EXCERPTED RECORDS Start Marker
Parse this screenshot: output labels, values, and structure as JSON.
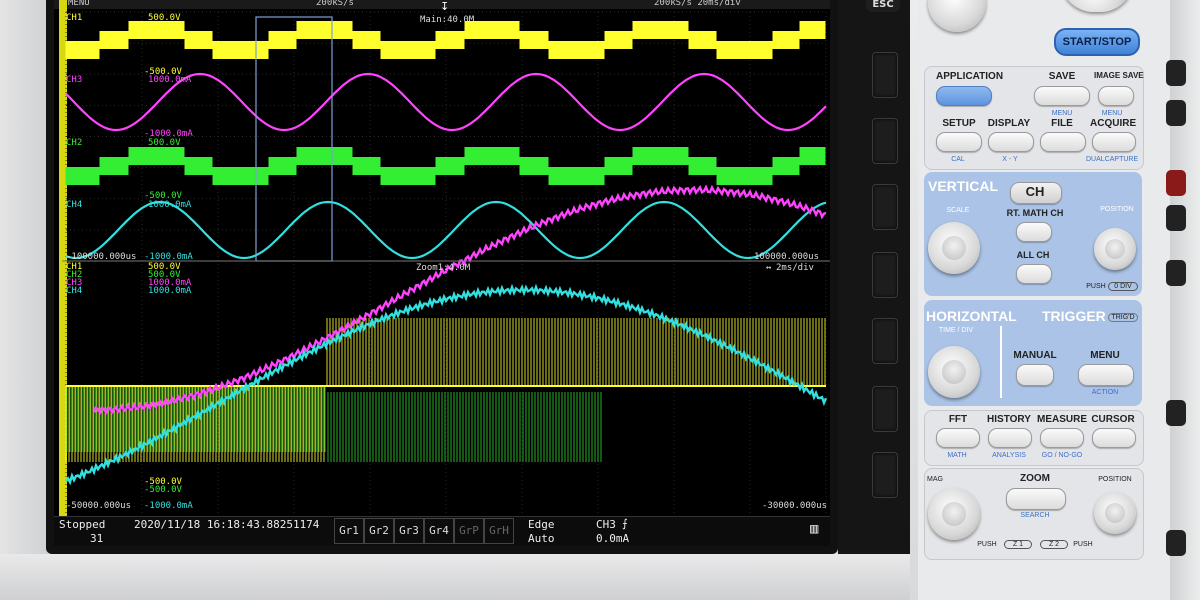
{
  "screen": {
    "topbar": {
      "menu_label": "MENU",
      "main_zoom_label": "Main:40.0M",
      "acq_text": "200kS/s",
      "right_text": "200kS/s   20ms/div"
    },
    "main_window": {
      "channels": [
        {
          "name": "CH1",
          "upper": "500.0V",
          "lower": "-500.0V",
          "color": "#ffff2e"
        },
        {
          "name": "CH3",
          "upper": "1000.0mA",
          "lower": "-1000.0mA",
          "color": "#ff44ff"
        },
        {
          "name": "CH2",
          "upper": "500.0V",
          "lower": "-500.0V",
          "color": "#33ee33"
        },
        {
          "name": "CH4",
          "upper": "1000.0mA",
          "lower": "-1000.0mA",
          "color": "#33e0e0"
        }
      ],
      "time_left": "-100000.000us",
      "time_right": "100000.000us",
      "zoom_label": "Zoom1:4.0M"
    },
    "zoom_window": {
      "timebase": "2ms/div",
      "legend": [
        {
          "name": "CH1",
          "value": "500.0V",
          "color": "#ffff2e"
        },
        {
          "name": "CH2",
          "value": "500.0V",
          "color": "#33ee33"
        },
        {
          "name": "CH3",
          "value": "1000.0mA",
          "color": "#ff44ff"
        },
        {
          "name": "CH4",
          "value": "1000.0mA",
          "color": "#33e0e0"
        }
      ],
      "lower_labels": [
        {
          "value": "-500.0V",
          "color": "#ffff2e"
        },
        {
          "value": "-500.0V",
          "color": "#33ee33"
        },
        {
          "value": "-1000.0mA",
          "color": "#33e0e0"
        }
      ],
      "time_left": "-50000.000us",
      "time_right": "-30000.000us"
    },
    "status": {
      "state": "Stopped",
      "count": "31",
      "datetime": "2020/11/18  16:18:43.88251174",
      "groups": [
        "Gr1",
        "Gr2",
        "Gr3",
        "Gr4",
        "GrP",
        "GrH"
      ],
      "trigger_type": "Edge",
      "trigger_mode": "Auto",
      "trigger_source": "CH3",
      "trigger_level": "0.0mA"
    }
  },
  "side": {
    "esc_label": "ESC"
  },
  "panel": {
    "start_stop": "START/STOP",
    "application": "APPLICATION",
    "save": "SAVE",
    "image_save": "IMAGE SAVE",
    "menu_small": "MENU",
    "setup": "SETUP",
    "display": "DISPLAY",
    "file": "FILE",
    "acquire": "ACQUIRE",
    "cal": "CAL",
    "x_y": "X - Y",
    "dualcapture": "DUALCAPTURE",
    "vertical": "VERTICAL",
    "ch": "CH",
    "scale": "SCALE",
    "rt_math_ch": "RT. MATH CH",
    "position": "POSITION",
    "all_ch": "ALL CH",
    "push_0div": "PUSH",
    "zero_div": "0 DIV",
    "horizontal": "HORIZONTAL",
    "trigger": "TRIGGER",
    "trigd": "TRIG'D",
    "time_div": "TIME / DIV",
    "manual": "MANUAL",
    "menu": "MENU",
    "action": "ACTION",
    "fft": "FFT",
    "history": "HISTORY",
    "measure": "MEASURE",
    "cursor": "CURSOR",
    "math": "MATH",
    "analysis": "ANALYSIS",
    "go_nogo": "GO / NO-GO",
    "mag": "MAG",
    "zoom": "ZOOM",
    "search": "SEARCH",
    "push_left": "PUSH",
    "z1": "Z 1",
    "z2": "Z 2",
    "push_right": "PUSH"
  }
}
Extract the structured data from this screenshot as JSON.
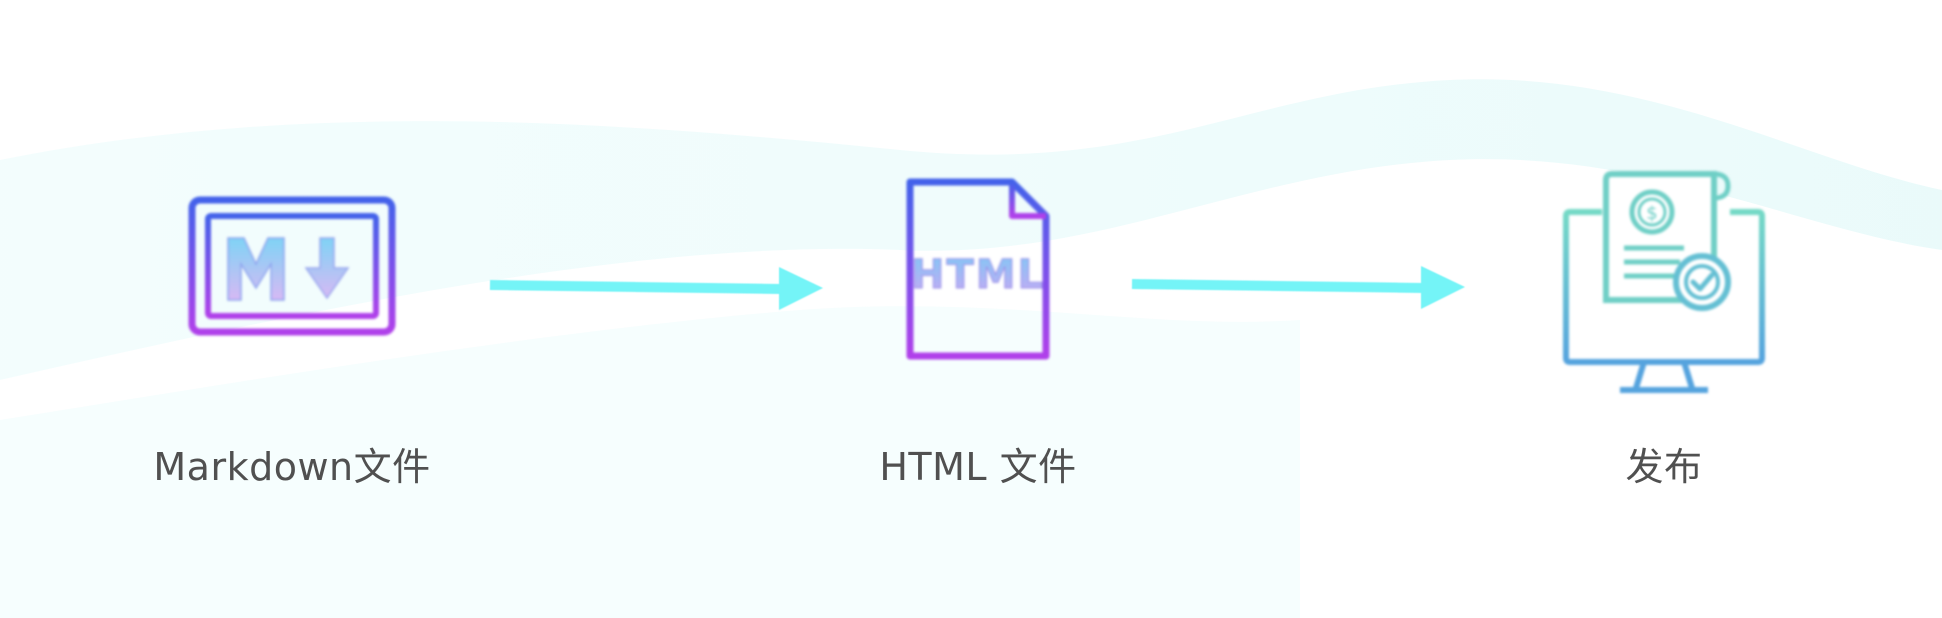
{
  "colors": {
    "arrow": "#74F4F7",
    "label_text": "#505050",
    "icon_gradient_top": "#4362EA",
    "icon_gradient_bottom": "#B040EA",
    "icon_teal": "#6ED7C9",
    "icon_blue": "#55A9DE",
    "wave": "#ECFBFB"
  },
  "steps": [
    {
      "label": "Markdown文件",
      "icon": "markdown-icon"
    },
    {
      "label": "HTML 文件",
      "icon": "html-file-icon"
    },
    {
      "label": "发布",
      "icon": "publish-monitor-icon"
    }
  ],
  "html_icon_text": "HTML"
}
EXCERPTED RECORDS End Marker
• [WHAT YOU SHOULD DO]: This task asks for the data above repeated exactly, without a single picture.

• [YOUR SOLUTION]:
Parse this screenshot: output labels, values, and structure as JSON.
{
  "screen": {
    "topbar": {
      "menu_label": "MENU",
      "main_zoom_label": "Main:40.0M",
      "acq_text": "200kS/s",
      "right_text": "200kS/s   20ms/div"
    },
    "main_window": {
      "channels": [
        {
          "name": "CH1",
          "upper": "500.0V",
          "lower": "-500.0V",
          "color": "#ffff2e"
        },
        {
          "name": "CH3",
          "upper": "1000.0mA",
          "lower": "-1000.0mA",
          "color": "#ff44ff"
        },
        {
          "name": "CH2",
          "upper": "500.0V",
          "lower": "-500.0V",
          "color": "#33ee33"
        },
        {
          "name": "CH4",
          "upper": "1000.0mA",
          "lower": "-1000.0mA",
          "color": "#33e0e0"
        }
      ],
      "time_left": "-100000.000us",
      "time_right": "100000.000us",
      "zoom_label": "Zoom1:4.0M"
    },
    "zoom_window": {
      "timebase": "2ms/div",
      "legend": [
        {
          "name": "CH1",
          "value": "500.0V",
          "color": "#ffff2e"
        },
        {
          "name": "CH2",
          "value": "500.0V",
          "color": "#33ee33"
        },
        {
          "name": "CH3",
          "value": "1000.0mA",
          "color": "#ff44ff"
        },
        {
          "name": "CH4",
          "value": "1000.0mA",
          "color": "#33e0e0"
        }
      ],
      "lower_labels": [
        {
          "value": "-500.0V",
          "color": "#ffff2e"
        },
        {
          "value": "-500.0V",
          "color": "#33ee33"
        },
        {
          "value": "-1000.0mA",
          "color": "#33e0e0"
        }
      ],
      "time_left": "-50000.000us",
      "time_right": "-30000.000us"
    },
    "status": {
      "state": "Stopped",
      "count": "31",
      "datetime": "2020/11/18  16:18:43.88251174",
      "groups": [
        "Gr1",
        "Gr2",
        "Gr3",
        "Gr4",
        "GrP",
        "GrH"
      ],
      "trigger_type": "Edge",
      "trigger_mode": "Auto",
      "trigger_source": "CH3",
      "trigger_level": "0.0mA"
    }
  },
  "side": {
    "esc_label": "ESC"
  },
  "panel": {
    "start_stop": "START/STOP",
    "application": "APPLICATION",
    "save": "SAVE",
    "image_save": "IMAGE SAVE",
    "menu_small": "MENU",
    "setup": "SETUP",
    "display": "DISPLAY",
    "file": "FILE",
    "acquire": "ACQUIRE",
    "cal": "CAL",
    "x_y": "X - Y",
    "dualcapture": "DUALCAPTURE",
    "vertical": "VERTICAL",
    "ch": "CH",
    "scale": "SCALE",
    "rt_math_ch": "RT. MATH CH",
    "position": "POSITION",
    "all_ch": "ALL CH",
    "push_0div": "PUSH",
    "zero_div": "0 DIV",
    "horizontal": "HORIZONTAL",
    "trigger": "TRIGGER",
    "trigd": "TRIG'D",
    "time_div": "TIME / DIV",
    "manual": "MANUAL",
    "menu": "MENU",
    "action": "ACTION",
    "fft": "FFT",
    "history": "HISTORY",
    "measure": "MEASURE",
    "cursor": "CURSOR",
    "math": "MATH",
    "analysis": "ANALYSIS",
    "go_nogo": "GO / NO-GO",
    "mag": "MAG",
    "zoom": "ZOOM",
    "search": "SEARCH",
    "push_left": "PUSH",
    "z1": "Z 1",
    "z2": "Z 2",
    "push_right": "PUSH"
  }
}
Extract the structured data from this screenshot as JSON.
{
  "colors": {
    "arrow": "#74F4F7",
    "label_text": "#505050",
    "icon_gradient_top": "#4362EA",
    "icon_gradient_bottom": "#B040EA",
    "icon_teal": "#6ED7C9",
    "icon_blue": "#55A9DE",
    "wave": "#ECFBFB"
  },
  "steps": [
    {
      "label": "Markdown文件",
      "icon": "markdown-icon"
    },
    {
      "label": "HTML 文件",
      "icon": "html-file-icon"
    },
    {
      "label": "发布",
      "icon": "publish-monitor-icon"
    }
  ],
  "html_icon_text": "HTML"
}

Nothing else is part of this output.